    I believe part of the reason they didn’t open OSL had to do with such obligations. (That’s also the reason nVidia claims they can’t open their video card drivers.)

  6. Anurag Verma | July 28, 2008 at 7:44 pm | Permalink

    Thanks for pointing that out. Being new to OR, I’m still not very aware of the who’s who in the community.

  7. Irv Lustig | July 29, 2008 at 11:29 am | Permalink

    See this article for analysis and quotes.

  8. Haluk Akin | July 29, 2008 at 2:43 pm | Permalink

    I wonder how they will make sure knowledge does not flow between COIN-OR and CPLEX.

{ 8 } Trackbacks

  1. [...] CPLEX’in sahibi ILOG’u satın almak için görüşmelere başladığını duyurdu.
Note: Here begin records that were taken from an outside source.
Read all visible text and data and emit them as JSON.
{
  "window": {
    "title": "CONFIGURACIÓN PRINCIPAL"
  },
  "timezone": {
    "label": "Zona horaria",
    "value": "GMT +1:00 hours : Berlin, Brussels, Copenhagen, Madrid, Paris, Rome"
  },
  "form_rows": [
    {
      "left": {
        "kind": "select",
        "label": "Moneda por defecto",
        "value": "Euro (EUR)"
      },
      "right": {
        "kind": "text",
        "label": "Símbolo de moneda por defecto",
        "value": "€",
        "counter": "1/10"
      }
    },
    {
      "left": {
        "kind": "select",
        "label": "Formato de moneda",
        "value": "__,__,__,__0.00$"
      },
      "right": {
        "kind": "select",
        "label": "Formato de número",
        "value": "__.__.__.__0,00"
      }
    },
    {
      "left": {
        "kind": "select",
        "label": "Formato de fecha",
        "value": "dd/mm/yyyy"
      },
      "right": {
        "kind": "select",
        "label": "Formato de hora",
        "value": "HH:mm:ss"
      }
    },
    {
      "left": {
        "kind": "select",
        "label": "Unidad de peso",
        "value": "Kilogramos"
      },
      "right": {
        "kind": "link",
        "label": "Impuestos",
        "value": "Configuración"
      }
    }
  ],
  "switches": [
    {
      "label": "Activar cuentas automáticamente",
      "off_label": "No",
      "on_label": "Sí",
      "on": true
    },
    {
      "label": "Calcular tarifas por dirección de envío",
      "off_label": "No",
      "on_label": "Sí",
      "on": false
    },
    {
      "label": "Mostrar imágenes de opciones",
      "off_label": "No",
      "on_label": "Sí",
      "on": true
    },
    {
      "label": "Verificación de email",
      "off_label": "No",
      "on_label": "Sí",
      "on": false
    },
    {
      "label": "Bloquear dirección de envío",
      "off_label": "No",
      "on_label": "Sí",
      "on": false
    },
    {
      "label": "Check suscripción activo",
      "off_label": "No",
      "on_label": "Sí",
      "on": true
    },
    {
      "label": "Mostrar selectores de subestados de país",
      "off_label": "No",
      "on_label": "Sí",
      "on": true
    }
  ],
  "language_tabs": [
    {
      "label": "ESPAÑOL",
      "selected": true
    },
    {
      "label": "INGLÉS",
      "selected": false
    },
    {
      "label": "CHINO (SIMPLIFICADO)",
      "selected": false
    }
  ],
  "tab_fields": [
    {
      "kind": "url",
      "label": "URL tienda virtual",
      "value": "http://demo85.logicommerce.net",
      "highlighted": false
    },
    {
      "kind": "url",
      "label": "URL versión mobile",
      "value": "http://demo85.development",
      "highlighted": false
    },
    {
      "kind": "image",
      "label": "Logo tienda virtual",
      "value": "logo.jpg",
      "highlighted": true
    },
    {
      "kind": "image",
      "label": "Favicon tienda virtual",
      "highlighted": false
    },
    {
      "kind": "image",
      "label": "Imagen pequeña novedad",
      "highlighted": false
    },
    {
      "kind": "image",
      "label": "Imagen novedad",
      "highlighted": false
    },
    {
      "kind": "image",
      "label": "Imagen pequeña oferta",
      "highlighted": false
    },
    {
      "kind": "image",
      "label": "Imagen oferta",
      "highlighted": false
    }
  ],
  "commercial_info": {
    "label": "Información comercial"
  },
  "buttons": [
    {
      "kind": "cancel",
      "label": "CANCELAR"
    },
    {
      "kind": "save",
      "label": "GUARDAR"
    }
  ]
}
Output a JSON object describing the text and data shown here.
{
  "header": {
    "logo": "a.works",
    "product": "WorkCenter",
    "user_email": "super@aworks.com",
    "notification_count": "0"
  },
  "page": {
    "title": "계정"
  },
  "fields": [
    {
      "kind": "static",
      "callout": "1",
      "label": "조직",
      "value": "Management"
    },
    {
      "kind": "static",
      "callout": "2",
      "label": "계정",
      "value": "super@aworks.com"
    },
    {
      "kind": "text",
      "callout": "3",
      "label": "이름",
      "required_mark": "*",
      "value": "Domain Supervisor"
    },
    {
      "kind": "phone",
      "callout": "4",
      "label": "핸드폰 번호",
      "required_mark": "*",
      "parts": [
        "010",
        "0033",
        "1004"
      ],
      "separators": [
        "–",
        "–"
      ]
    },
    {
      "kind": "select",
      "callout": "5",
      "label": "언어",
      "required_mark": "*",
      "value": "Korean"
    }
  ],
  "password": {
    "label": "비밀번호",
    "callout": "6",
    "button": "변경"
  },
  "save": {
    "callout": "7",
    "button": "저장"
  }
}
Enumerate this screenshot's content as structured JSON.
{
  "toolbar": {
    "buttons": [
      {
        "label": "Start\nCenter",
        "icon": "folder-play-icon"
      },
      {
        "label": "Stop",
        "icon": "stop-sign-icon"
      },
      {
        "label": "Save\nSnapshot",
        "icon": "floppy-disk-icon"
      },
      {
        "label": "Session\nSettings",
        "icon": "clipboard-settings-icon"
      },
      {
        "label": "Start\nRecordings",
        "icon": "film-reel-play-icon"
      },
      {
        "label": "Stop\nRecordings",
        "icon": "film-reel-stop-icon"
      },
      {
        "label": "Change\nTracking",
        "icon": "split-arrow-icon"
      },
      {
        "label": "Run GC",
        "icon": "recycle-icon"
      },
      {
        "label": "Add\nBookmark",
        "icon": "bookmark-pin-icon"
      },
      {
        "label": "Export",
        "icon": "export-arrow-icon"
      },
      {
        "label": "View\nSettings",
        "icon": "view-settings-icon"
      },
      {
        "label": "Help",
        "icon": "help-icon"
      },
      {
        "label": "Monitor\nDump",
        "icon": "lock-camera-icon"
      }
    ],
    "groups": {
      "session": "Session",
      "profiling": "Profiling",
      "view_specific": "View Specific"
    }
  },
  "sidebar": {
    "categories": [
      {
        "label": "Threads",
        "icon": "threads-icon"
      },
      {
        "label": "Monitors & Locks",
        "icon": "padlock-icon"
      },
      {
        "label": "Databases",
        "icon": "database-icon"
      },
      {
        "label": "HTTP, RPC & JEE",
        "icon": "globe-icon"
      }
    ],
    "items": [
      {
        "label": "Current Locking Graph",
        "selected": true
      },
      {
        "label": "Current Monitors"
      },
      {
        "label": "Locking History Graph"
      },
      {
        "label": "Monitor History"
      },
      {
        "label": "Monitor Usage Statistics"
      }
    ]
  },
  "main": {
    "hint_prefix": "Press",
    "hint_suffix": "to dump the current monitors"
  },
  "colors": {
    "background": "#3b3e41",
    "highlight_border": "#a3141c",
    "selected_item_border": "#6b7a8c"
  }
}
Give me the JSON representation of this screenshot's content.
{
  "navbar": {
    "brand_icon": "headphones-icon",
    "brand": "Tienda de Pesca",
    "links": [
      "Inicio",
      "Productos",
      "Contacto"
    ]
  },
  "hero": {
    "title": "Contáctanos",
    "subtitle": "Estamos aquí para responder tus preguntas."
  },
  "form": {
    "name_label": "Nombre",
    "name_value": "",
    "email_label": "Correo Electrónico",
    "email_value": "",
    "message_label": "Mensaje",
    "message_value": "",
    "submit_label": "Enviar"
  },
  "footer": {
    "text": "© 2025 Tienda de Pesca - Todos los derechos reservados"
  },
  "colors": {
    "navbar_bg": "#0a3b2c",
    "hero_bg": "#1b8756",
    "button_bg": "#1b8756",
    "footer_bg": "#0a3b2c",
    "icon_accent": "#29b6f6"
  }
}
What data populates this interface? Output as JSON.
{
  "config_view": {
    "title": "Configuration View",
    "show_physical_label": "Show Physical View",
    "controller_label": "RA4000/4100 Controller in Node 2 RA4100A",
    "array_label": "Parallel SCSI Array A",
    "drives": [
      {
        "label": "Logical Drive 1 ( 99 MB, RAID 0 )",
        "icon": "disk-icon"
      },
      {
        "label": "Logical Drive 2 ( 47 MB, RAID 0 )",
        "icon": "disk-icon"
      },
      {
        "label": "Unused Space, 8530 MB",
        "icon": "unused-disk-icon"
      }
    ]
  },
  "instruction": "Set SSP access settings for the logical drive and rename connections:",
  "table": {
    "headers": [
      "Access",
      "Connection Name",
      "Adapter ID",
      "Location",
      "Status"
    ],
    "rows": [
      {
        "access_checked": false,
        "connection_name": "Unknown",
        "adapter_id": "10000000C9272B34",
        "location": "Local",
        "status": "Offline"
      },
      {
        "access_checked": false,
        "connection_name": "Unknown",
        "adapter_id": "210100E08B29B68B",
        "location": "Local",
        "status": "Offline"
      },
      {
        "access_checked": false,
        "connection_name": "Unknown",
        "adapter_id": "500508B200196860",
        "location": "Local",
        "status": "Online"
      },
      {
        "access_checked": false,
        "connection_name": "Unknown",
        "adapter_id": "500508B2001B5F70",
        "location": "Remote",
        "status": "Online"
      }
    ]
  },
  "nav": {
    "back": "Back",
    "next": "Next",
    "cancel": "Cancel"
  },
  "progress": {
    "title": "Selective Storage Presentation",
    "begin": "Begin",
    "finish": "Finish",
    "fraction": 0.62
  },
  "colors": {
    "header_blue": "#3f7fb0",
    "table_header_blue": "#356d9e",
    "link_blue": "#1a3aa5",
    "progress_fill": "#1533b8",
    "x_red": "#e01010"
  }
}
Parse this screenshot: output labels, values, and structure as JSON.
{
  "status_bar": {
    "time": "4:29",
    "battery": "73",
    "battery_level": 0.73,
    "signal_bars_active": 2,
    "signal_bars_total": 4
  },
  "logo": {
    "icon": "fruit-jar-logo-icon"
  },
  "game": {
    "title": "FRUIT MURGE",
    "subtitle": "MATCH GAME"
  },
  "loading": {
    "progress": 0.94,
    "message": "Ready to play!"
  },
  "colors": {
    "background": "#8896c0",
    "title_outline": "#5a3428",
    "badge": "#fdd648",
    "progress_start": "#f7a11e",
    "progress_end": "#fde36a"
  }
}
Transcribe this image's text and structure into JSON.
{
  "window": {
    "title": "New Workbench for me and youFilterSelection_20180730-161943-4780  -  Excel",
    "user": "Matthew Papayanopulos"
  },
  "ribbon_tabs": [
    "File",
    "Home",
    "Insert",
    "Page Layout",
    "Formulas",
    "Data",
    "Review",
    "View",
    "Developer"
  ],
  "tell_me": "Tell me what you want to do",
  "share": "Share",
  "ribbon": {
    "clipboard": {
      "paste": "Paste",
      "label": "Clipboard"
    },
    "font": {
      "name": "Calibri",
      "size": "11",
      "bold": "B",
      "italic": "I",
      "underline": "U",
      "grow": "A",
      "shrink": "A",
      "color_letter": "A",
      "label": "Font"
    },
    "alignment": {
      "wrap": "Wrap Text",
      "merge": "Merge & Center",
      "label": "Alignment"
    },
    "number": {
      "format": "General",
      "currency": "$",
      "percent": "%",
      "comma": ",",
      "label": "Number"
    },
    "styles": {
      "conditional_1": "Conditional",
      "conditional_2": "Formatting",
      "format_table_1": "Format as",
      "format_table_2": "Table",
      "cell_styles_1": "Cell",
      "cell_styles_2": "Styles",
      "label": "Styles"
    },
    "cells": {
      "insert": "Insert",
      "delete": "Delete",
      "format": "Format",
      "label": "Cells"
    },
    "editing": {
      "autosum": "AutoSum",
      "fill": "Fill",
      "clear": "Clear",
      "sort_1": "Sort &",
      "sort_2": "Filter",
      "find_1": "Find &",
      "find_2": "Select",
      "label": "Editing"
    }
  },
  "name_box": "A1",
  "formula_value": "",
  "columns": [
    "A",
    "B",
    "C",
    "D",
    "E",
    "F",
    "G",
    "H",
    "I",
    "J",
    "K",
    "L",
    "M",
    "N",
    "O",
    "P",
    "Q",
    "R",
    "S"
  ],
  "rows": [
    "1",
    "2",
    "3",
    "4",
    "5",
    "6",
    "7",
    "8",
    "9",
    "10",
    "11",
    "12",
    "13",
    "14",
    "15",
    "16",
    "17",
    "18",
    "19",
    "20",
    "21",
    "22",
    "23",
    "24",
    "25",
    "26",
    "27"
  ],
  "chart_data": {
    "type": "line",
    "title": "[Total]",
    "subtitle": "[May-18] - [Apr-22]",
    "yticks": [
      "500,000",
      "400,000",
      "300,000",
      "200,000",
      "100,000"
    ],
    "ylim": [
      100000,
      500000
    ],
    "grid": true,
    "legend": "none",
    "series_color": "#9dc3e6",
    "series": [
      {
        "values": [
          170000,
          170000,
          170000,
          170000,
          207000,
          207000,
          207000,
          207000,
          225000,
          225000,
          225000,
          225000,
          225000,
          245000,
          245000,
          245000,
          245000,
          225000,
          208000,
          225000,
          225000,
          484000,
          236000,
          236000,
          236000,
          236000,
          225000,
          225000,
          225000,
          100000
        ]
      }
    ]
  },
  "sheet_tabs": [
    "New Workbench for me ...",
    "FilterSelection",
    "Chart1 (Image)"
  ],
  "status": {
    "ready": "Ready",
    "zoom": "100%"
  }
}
Michael Trick’in de kendi blog’unda ayrıntılı olarak yer verdiği gelişme yöneylem araştırması açısından büyük önem [...]

  2. [...] other ILOG products. For example, Professor Michael Trick – a past president of INFORMS – wrote: “It is interesting that most of the announcement is about rules, not optimization.” This concern is echoed in the reader comments that follow Trick’s article. Since hearing the [...]

  3. [...] is also relevant to the recent IBM/ILOG acquisition.  We’d all love to hear from the ILOGers and IBMers on what they think it means.  I would [...]

  4. [...] by JDA Software for $346, continuing a wave of acquisitions in the optimization world (including ILOG and Dash). While this acquisition stays within the “supply chain optimization” space, [...]

  5. [...] October 13. I have been asked to note that CPLEX is sold by ILOG, not IBM.  You can see some past posts on the proposed acquistion of ILOG by IBM, but that has not yet been approved by the powers that [...]

  6. [...] the world of OR, this year will go down as a year full of flux in the commercial world.  ILOG is acquired by IBM (not quite yet, but things are underway); Dash is acquired by Fair-Isaac; Gurobi announces its [...]

  7. [...] “Official Response Document” that ILOG prepared responding to IBM’s offer is fascinating reading.  I particularly liked the “Historical Background” (pages 5-10) [...]

  8. [...] hate to be a broken record on this (there is an archaic metaphor), but note the URL for the IBM site with information on the [...]